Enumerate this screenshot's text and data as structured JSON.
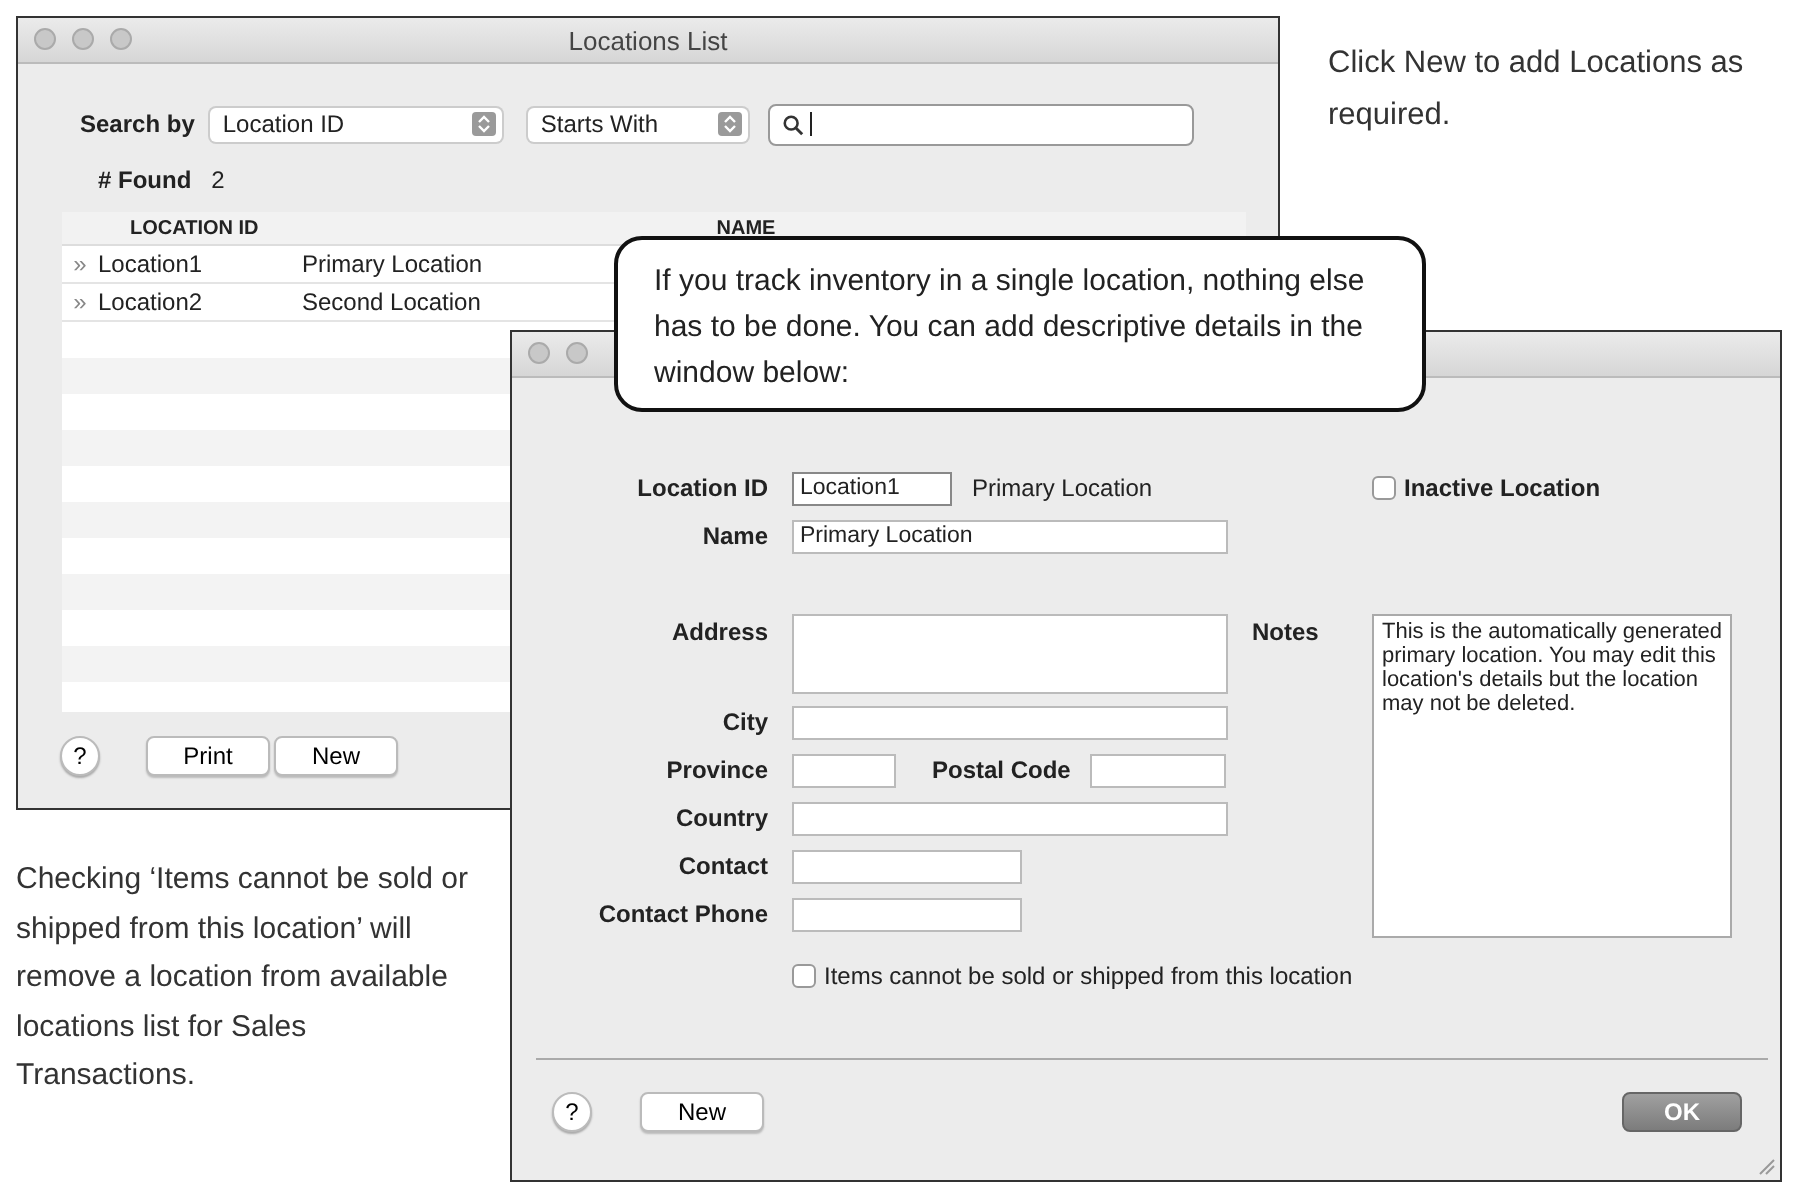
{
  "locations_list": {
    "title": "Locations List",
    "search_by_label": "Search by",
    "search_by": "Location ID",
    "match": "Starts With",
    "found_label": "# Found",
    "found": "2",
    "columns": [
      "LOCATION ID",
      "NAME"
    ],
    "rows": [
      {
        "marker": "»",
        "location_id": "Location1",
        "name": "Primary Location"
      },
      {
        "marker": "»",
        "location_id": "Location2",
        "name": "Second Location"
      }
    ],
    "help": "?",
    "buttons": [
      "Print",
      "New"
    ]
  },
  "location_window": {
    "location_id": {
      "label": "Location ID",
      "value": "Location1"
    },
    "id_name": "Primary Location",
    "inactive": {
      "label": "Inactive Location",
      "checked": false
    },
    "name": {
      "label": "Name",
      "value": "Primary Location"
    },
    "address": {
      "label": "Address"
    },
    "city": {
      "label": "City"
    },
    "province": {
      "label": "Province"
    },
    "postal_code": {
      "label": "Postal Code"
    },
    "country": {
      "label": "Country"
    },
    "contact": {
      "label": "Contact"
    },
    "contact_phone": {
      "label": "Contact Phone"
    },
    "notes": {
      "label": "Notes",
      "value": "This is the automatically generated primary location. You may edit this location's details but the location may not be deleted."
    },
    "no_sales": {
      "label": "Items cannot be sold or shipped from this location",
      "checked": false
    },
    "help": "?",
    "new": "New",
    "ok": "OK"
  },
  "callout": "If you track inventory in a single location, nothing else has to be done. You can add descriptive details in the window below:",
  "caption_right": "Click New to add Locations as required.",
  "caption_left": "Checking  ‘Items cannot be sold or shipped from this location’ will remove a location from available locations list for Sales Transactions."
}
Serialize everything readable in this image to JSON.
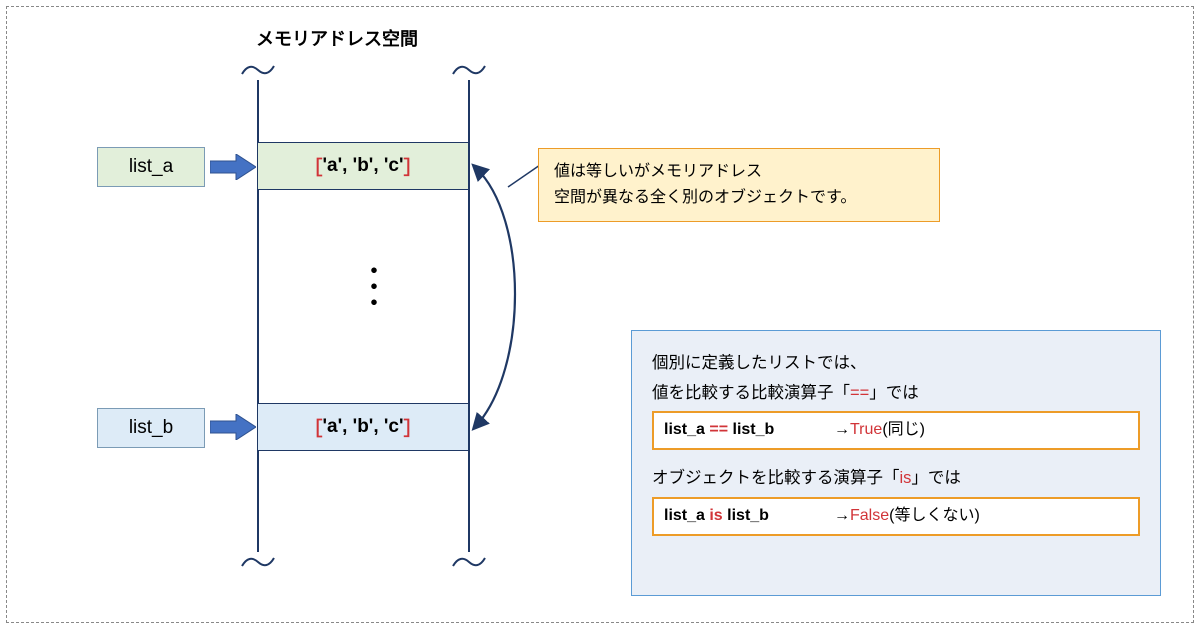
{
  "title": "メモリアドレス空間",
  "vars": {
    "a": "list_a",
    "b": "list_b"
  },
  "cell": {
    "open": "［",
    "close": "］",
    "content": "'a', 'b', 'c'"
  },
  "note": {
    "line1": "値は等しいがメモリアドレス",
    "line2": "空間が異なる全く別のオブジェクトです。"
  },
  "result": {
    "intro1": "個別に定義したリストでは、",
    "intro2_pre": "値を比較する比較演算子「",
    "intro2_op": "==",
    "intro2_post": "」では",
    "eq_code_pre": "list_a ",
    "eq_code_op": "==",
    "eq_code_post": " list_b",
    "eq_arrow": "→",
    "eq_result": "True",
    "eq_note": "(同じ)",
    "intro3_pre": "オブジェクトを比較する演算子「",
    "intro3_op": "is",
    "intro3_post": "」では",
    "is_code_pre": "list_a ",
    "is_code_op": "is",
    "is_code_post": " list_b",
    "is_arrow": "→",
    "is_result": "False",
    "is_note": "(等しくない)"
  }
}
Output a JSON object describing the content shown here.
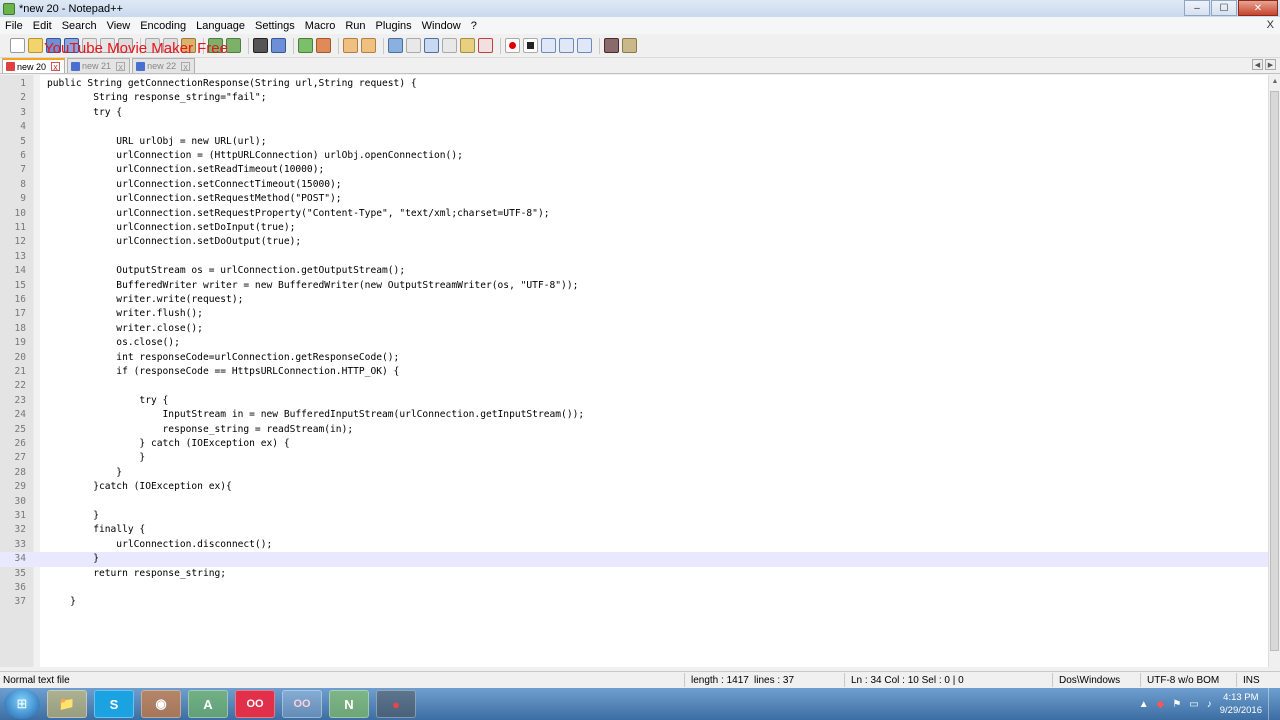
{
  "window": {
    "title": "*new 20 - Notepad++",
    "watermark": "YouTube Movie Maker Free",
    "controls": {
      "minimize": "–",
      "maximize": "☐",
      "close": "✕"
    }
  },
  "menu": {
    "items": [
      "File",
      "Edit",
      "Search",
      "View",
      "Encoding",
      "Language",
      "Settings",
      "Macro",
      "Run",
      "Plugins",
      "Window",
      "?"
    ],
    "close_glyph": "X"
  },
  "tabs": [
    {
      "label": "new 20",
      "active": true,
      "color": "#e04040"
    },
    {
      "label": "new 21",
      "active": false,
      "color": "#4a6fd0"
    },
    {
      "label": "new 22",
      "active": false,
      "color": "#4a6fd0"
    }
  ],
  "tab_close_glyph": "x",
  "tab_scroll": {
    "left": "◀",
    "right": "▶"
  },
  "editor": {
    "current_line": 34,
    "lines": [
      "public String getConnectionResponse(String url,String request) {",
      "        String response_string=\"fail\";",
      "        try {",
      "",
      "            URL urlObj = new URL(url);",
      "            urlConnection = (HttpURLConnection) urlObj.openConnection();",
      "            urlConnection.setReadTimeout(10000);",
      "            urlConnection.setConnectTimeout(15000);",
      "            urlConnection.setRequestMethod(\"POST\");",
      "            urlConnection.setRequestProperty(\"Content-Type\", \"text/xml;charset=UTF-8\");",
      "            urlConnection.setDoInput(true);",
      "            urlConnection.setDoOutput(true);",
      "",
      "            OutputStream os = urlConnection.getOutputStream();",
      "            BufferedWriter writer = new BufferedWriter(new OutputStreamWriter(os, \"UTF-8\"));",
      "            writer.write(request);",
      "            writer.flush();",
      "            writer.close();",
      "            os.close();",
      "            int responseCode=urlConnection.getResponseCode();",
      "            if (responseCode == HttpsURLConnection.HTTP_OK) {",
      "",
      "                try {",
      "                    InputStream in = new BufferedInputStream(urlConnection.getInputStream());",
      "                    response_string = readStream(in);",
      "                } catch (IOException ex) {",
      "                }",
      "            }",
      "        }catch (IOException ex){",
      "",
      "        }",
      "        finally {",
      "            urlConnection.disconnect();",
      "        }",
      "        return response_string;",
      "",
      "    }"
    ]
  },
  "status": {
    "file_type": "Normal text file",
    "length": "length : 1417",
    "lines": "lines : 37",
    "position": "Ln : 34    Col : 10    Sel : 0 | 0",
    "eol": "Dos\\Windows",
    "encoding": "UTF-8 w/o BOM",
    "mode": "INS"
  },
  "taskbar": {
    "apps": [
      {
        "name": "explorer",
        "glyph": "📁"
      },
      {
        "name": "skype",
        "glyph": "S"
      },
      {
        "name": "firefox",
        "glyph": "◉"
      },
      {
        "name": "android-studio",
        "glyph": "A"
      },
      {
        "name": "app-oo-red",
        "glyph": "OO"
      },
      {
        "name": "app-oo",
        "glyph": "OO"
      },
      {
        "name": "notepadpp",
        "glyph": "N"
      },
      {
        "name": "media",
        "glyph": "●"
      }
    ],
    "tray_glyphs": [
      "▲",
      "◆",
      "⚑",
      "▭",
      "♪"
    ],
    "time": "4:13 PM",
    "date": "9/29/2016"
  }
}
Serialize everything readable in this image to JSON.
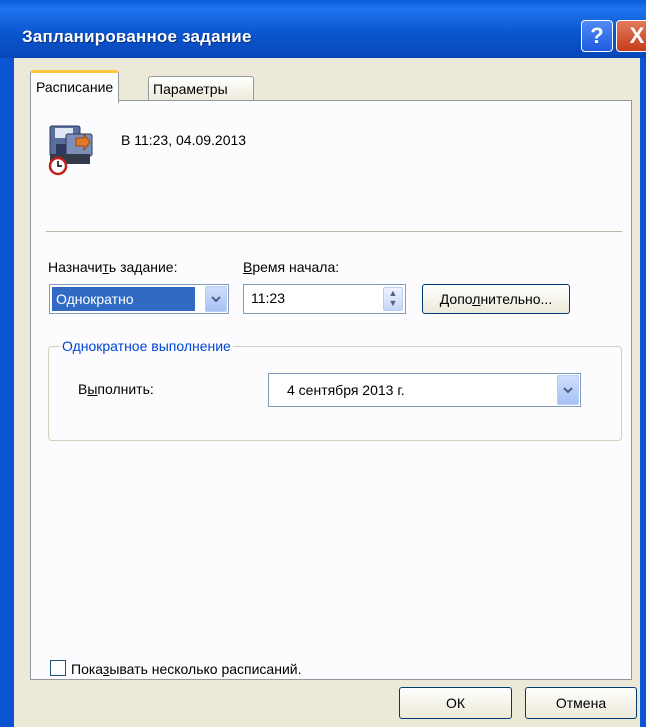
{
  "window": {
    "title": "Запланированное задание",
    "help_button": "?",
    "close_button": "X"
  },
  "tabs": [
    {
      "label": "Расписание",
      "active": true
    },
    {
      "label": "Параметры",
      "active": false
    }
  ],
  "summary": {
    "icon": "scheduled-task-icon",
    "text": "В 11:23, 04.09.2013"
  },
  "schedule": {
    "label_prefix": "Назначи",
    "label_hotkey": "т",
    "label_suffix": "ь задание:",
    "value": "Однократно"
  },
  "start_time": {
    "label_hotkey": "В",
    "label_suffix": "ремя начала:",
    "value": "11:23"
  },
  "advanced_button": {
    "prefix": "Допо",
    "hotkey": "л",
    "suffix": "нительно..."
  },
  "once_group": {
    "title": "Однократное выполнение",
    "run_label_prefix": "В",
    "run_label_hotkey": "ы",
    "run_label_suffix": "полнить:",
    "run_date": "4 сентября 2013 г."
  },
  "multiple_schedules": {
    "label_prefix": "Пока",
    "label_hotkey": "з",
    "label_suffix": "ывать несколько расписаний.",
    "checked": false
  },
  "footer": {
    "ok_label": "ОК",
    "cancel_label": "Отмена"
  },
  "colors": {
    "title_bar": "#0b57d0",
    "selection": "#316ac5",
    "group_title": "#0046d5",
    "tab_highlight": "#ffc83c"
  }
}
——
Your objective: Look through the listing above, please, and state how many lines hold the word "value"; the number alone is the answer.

Exercise output: 5